Dear Abby: I adore my son-in-law, “Tom.” He’s a wonderful husband to our daughter. He’s always inviting us to dinner along with his parents and family. We get along with them, but can’t stand how they treat Tom. We have never seen parents treat their children the way they treat him — especially the father. Tom is practically begging for his approval and attention on a daily basis.
Dear Abby: I am a woman in my 30s. Every morning I walk my dog in the park near my house. Each morning I see the same maintenance man in the park and he stares at me in a way that makes me uncomfortable. I have tried saying “Good morning,” but he doesn’t reply and just continues to stare.
The first picnickers appeared on the streets of Aberdeen, Hoquiam and Cosmopolis shortly after seven, an odd sight on a Thursday morning in 1914. Clutching picnic baskets, groups headed toward the railroad station in anticipation of the second annual Merchant’s Picnic at Moclips. It was to be a day filled with sports and games, clam digging and dancing, and a free barbecue with the attendees requested only to bring knife, fork, spoon and cup with them.
Most natural disasters in the United States, don’t hit in the summertime. Yes, folks do need to keep their eyes open for forest fires in some places and tornadoes in others.
Anyone who peruses this little column with any degree of regularity has probably figured out by now that I don’t like bad guys. In fact, I don’t like them a LOT!
D ear Abby: I am an 18-year-old high school senior who is scared about what’s going to happen after graduation. For the past three years I have known exactly where I’ll be and what I will be doing in the general sense. Now that I have one more year to go, I’m worried that I won’t know what to do or how to do it when I graduate. I have talked to counselors and my dad, but they all say the same thing. Do you have any advice?
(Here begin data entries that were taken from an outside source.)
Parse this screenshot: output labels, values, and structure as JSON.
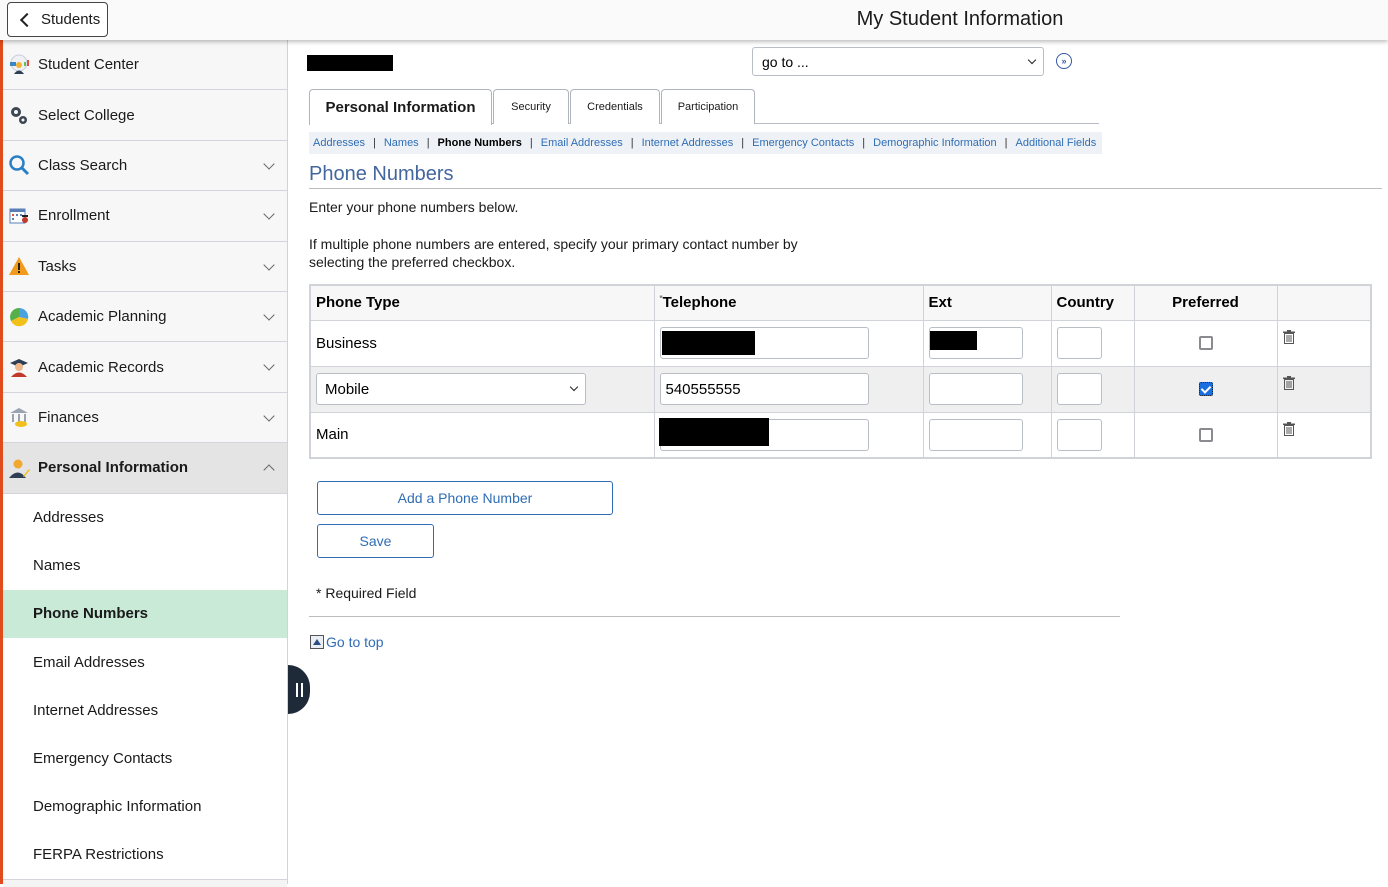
{
  "header": {
    "back_label": "Students",
    "title": "My Student Information"
  },
  "sidebar": {
    "items": [
      {
        "label": "Student Center",
        "icon": "student-center-icon",
        "expandable": false
      },
      {
        "label": "Select College",
        "icon": "gears-icon",
        "expandable": false
      },
      {
        "label": "Class Search",
        "icon": "search-icon",
        "expandable": true
      },
      {
        "label": "Enrollment",
        "icon": "calendar-icon",
        "expandable": true
      },
      {
        "label": "Tasks",
        "icon": "warning-icon",
        "expandable": true
      },
      {
        "label": "Academic Planning",
        "icon": "pie-chart-icon",
        "expandable": true
      },
      {
        "label": "Academic Records",
        "icon": "graduate-icon",
        "expandable": true
      },
      {
        "label": "Finances",
        "icon": "bank-icon",
        "expandable": true
      },
      {
        "label": "Personal Information",
        "icon": "person-edit-icon",
        "expandable": true,
        "expanded": true
      }
    ],
    "subitems": [
      {
        "label": "Addresses"
      },
      {
        "label": "Names"
      },
      {
        "label": "Phone Numbers",
        "active": true
      },
      {
        "label": "Email Addresses"
      },
      {
        "label": "Internet Addresses"
      },
      {
        "label": "Emergency Contacts"
      },
      {
        "label": "Demographic Information"
      },
      {
        "label": "FERPA Restrictions"
      }
    ]
  },
  "main": {
    "goto": {
      "selected": "go to ..."
    },
    "tabs": [
      {
        "label": "Personal Information",
        "active": true
      },
      {
        "label": "Security"
      },
      {
        "label": "Credentials"
      },
      {
        "label": "Participation"
      }
    ],
    "subtabs": [
      {
        "label": "Addresses"
      },
      {
        "label": "Names"
      },
      {
        "label": "Phone Numbers",
        "current": true
      },
      {
        "label": "Email Addresses"
      },
      {
        "label": "Internet Addresses"
      },
      {
        "label": "Emergency Contacts"
      },
      {
        "label": "Demographic Information"
      },
      {
        "label": "Additional Fields"
      }
    ],
    "section_title": "Phone Numbers",
    "intro": "Enter your phone numbers below.",
    "intro2": "If multiple phone numbers are entered, specify your primary contact number by selecting the preferred checkbox.",
    "table": {
      "headers": {
        "phone_type": "Phone Type",
        "telephone": "Telephone",
        "telephone_required_marker": "*",
        "ext": "Ext",
        "country": "Country",
        "preferred": "Preferred"
      },
      "rows": [
        {
          "phone_type": "Business",
          "telephone": "",
          "telephone_redacted": true,
          "ext": "",
          "ext_redacted": true,
          "country": "",
          "preferred": false,
          "editable_type": false
        },
        {
          "phone_type": "Mobile",
          "telephone": "540555555",
          "telephone_redacted": false,
          "ext": "",
          "ext_redacted": false,
          "country": "",
          "preferred": true,
          "editable_type": true
        },
        {
          "phone_type": "Main",
          "telephone": "",
          "telephone_redacted": true,
          "ext": "",
          "ext_redacted": false,
          "country": "",
          "preferred": false,
          "editable_type": false
        }
      ]
    },
    "add_button": "Add a Phone Number",
    "save_button": "Save",
    "required_note": "* Required Field",
    "go_to_top": "Go to top"
  },
  "colors": {
    "link": "#2f6db5",
    "section_title": "#44669e",
    "active_subnav": "#c8ead7",
    "left_accent": "#e04c1c",
    "checkbox_checked": "#1a6fe0"
  }
}
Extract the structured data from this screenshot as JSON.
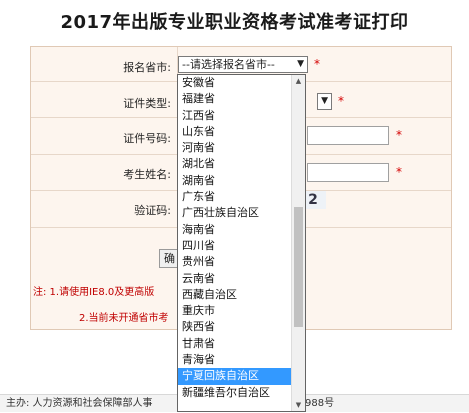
{
  "page": {
    "title": "2017年出版专业职业资格考试准考证打印"
  },
  "form": {
    "province_label": "报名省市:",
    "province_value": "--请选择报名省市--",
    "idtype_label": "证件类型:",
    "idnum_label": "证件号码:",
    "name_label": "考生姓名:",
    "captcha_label": "验证码:",
    "captcha_partial": "2",
    "required_mark": "*",
    "submit_partial": "确"
  },
  "notes": {
    "note1": "注: 1.请使用IE8.0及更高版",
    "note2": "2.当前未开通省市考"
  },
  "footer": {
    "left": "主办: 人力资源和社会保障部人事",
    "right": "988号"
  },
  "dropdown": {
    "options": [
      "安徽省",
      "福建省",
      "江西省",
      "山东省",
      "河南省",
      "湖北省",
      "湖南省",
      "广东省",
      "广西壮族自治区",
      "海南省",
      "四川省",
      "贵州省",
      "云南省",
      "西藏自治区",
      "重庆市",
      "陕西省",
      "甘肃省",
      "青海省",
      "宁夏回族自治区",
      "新疆维吾尔自治区"
    ],
    "highlighted": "宁夏回族自治区",
    "scroll_position": 0.62
  }
}
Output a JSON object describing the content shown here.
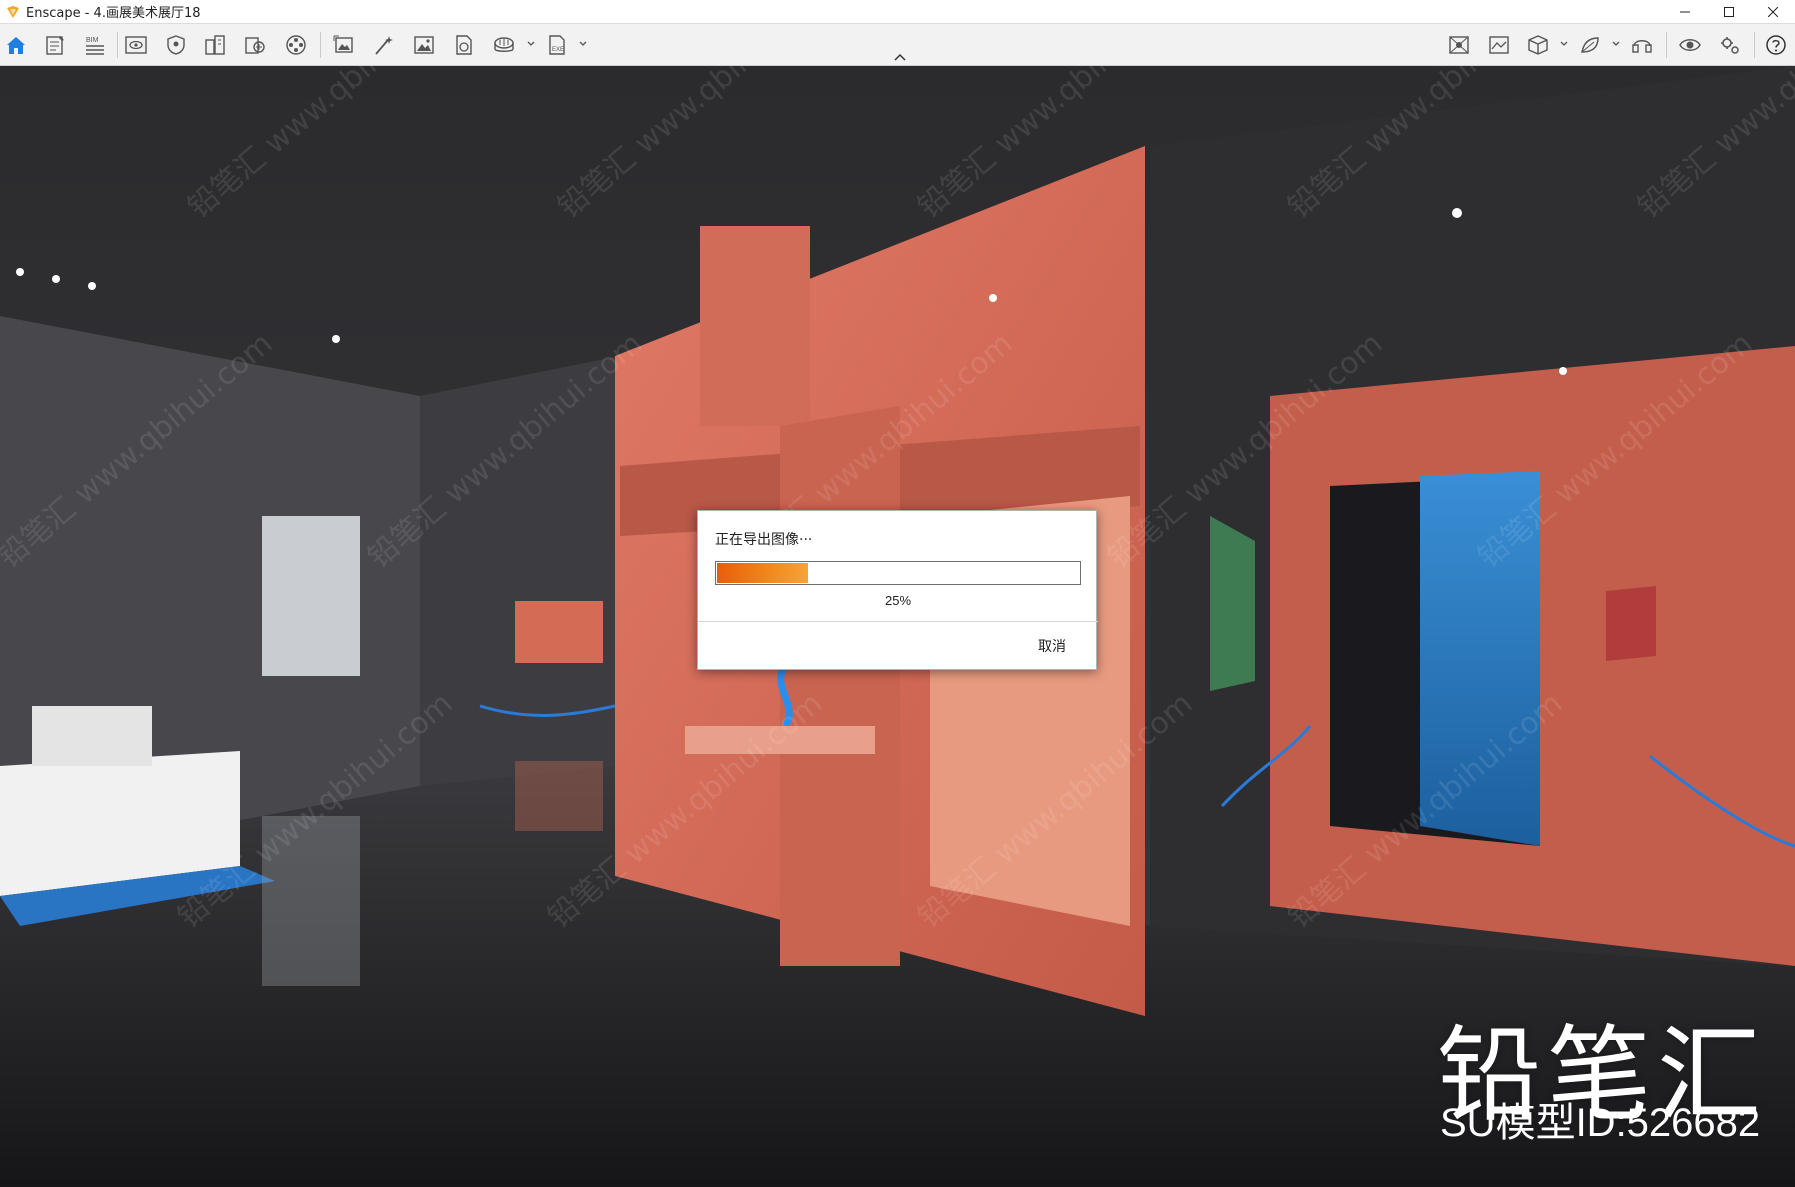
{
  "window": {
    "title": "Enscape - 4.画展美术展厅18",
    "controls": [
      "minimize",
      "maximize",
      "close"
    ]
  },
  "toolbar": {
    "left_icons": [
      "home-icon",
      "notes-icon",
      "bim-icon",
      "view-icon",
      "safe-frame-icon",
      "buildings-icon",
      "asset-library-icon",
      "film-reel-icon",
      "screenshot-icon",
      "magic-wand-icon",
      "image-icon",
      "document-image-icon",
      "batch-render-icon",
      "export-icon"
    ],
    "bim_label": "BIM",
    "right_icons": [
      "site-context-icon",
      "material-editor-icon",
      "cube-icon",
      "vr-icon",
      "headset-icon",
      "eye-icon",
      "settings-icon",
      "help-icon"
    ]
  },
  "dialog": {
    "title": "正在导出图像···",
    "progress_percent": 25,
    "progress_text": "25%",
    "cancel_label": "取消"
  },
  "watermark": {
    "brand": "铅笔汇",
    "model_id": "SU模型ID:526682",
    "tile_text": "铅笔汇 www.qbihui.com"
  },
  "colors": {
    "accent_blue": "#1f7fe0",
    "progress_orange": "#ee6a12",
    "coral": "#d96c5a",
    "blue_wall": "#2b78c0"
  }
}
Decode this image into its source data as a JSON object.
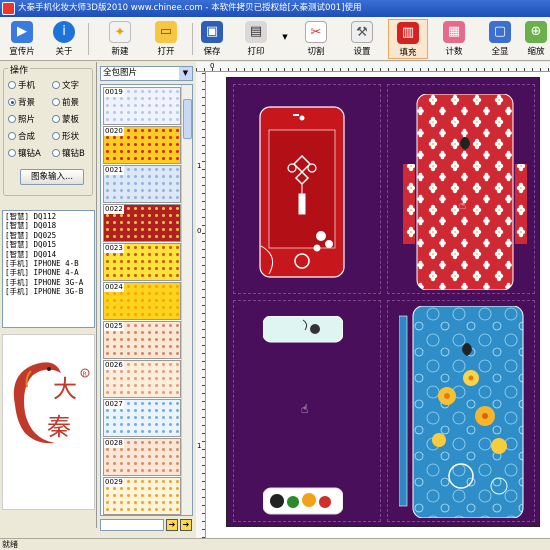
{
  "window": {
    "title": "大秦手机化妆大师3D版2010 www.chinee.com - 本软件拷贝已授权给[大秦测试001]使用"
  },
  "toolbar": {
    "buttons": [
      {
        "label": "宣传片",
        "icon": "film-icon"
      },
      {
        "label": "关于",
        "icon": "info-icon"
      },
      {
        "label": "新建",
        "icon": "new-file-icon"
      },
      {
        "label": "打开",
        "icon": "folder-open-icon"
      },
      {
        "label": "保存",
        "icon": "save-icon"
      },
      {
        "label": "打印",
        "icon": "printer-icon"
      },
      {
        "label": "切割",
        "icon": "cut-icon"
      },
      {
        "label": "设置",
        "icon": "tools-icon"
      },
      {
        "label": "填充",
        "icon": "fill-icon"
      },
      {
        "label": "计数",
        "icon": "calculator-icon"
      },
      {
        "label": "全显",
        "icon": "fullscreen-icon"
      },
      {
        "label": "缩放",
        "icon": "zoom-icon"
      }
    ],
    "active": "填充"
  },
  "operations": {
    "title": "操作",
    "options": [
      "手机",
      "文字",
      "背景",
      "前景",
      "照片",
      "蒙板",
      "合成",
      "形状",
      "镶钻A",
      "镶钻B"
    ],
    "selected": "背景",
    "image_input_button": "图象输入..."
  },
  "models": [
    "[智慧] DQ112",
    "[智慧] DQ018",
    "[智慧] DQ025",
    "[智慧] DQ015",
    "[智慧] DQ014",
    "[手机] IPHONE 4-B",
    "[手机] IPHONE 4-A",
    "[手机] IPHONE 3G-A",
    "[手机] IPHONE 3G-B"
  ],
  "logo": {
    "text_top": "大",
    "text_bottom": "秦",
    "mark": "R"
  },
  "gallery": {
    "category": "全包图片",
    "tiles": [
      {
        "num": "0019",
        "color": "#eef3ff",
        "pattern": "#b8c8e6"
      },
      {
        "num": "0020",
        "color": "#ffcc22",
        "pattern": "#d12a2a"
      },
      {
        "num": "0021",
        "color": "#dce8f8",
        "pattern": "#98b4d8"
      },
      {
        "num": "0022",
        "color": "#b02020",
        "pattern": "#f0c040"
      },
      {
        "num": "0023",
        "color": "#ffe23a",
        "pattern": "#c65a10"
      },
      {
        "num": "0024",
        "color": "#ffd21e",
        "pattern": "#f6a800"
      },
      {
        "num": "0025",
        "color": "#fbe8d4",
        "pattern": "#d88868"
      },
      {
        "num": "0026",
        "color": "#fdeedc",
        "pattern": "#e2a080"
      },
      {
        "num": "0027",
        "color": "#eaf4ff",
        "pattern": "#7aaee0"
      },
      {
        "num": "0028",
        "color": "#fde6d6",
        "pattern": "#d9906a"
      },
      {
        "num": "0029",
        "color": "#fff4d8",
        "pattern": "#e8a838"
      }
    ]
  },
  "ruler": {
    "h_label": "0",
    "v_labels": [
      "1",
      "0",
      "1"
    ]
  },
  "canvas": {
    "sheet_color": "#4a0f5a"
  },
  "status": {
    "text": "就绪"
  }
}
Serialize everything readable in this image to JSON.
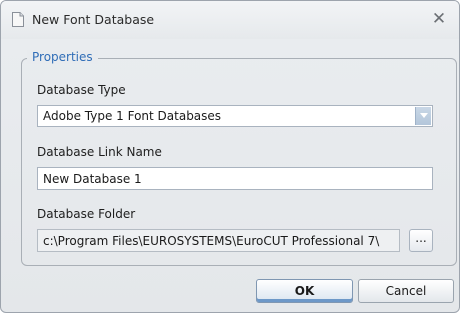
{
  "window": {
    "title": "New Font Database",
    "close_glyph": "✕"
  },
  "properties": {
    "legend": "Properties",
    "database_type": {
      "label": "Database Type",
      "value": "Adobe Type 1 Font Databases"
    },
    "link_name": {
      "label": "Database Link Name",
      "value": "New Database 1"
    },
    "folder": {
      "label": "Database Folder",
      "value": "c:\\Program Files\\EUROSYSTEMS\\EuroCUT Professional 7\\",
      "browse_label": "..."
    }
  },
  "buttons": {
    "ok": "OK",
    "cancel": "Cancel"
  },
  "icons": {
    "app": "document-icon",
    "close": "close-icon",
    "dropdown": "chevron-down-icon"
  },
  "colors": {
    "legend": "#2f6db7",
    "ok_accent": "#6d98c8"
  }
}
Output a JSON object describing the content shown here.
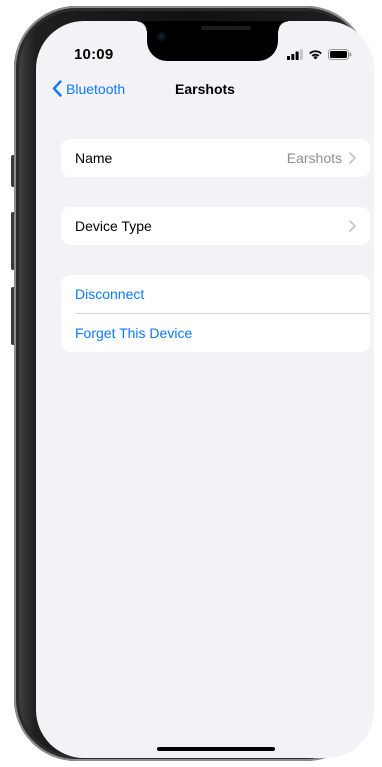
{
  "status_bar": {
    "time": "10:09"
  },
  "nav": {
    "back_label": "Bluetooth",
    "title": "Earshots"
  },
  "settings": {
    "name_row": {
      "label": "Name",
      "value": "Earshots"
    },
    "device_type_row": {
      "label": "Device Type"
    },
    "actions": {
      "disconnect": "Disconnect",
      "forget": "Forget This Device"
    }
  },
  "colors": {
    "accent": "#0A7AFF",
    "background": "#F2F2F7",
    "secondary_text": "#8E8E93"
  }
}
Dear Abby: When my friend “Fran” and I get together with our kids, they often play games on her cellphone until the battery dies. If she tries to take the phone from her 6-year-old to make a call or recharge the phone, he starts yelling at her, pushes her, pulls her skirt and hits her. Her reaction is to hug him and start praying for the devil to get out of his body in Jesus’ name as he continues to hit her. While I respect Fran’s religion, I’m appalled at his violent behavior, concerned that he will grow up thinking it’s OK to hit people, and I think this should be handled differently. What do you think? Should I say something? And if so, what can I say so as not to hurt her feelings?
Dear Abby: Is it acceptable to bring a teacup-sized dog to a wedding? The excuse was, “Well, the wedding was at the beach.” The pre-dinner and dancing were inside a high-end resort on the beach. The dog was taken inside these establishments.
Dear Abby: My granddaughter “Cindy,” age 2, was being watched by her mommy’s ex-sister-in-law and her sons. Cindy went to her mommy and said, “Bubby hurt me.” Bubby is what she calls her 10-year-old cousin. Her mother called the police. A policeman spoke to her and said there wasn’t enough evidence. Now my granddaughter is scared of men.
Maybe old beachers should stay out of the sun; it addles their brains. Thankfully, a reader corrected a reference in a previous column that referred to foxglove as digitalis. That’s what comes of correcting a long sentence to clarify it and really messing up the correct information.
Dear Readers: On April 11, I printed a letter from “Wondering in Washington,” a man asking why young men in general today have the attitude that “any money I earn is mine” in a marriage or live-in situation. He said when he married, he and his wife considered what they earned to be “theirs” — not his or hers. When I asked my “younger readers” to chime in, I was inundated. Some excerpts:
I tune into the World Cup final just as Germany and Argentina head to “extra time,” deadlocked in an epic, scoreless tie. My son, Joseph The Football Player, says, “I didn’t think you liked soccer, Papa.”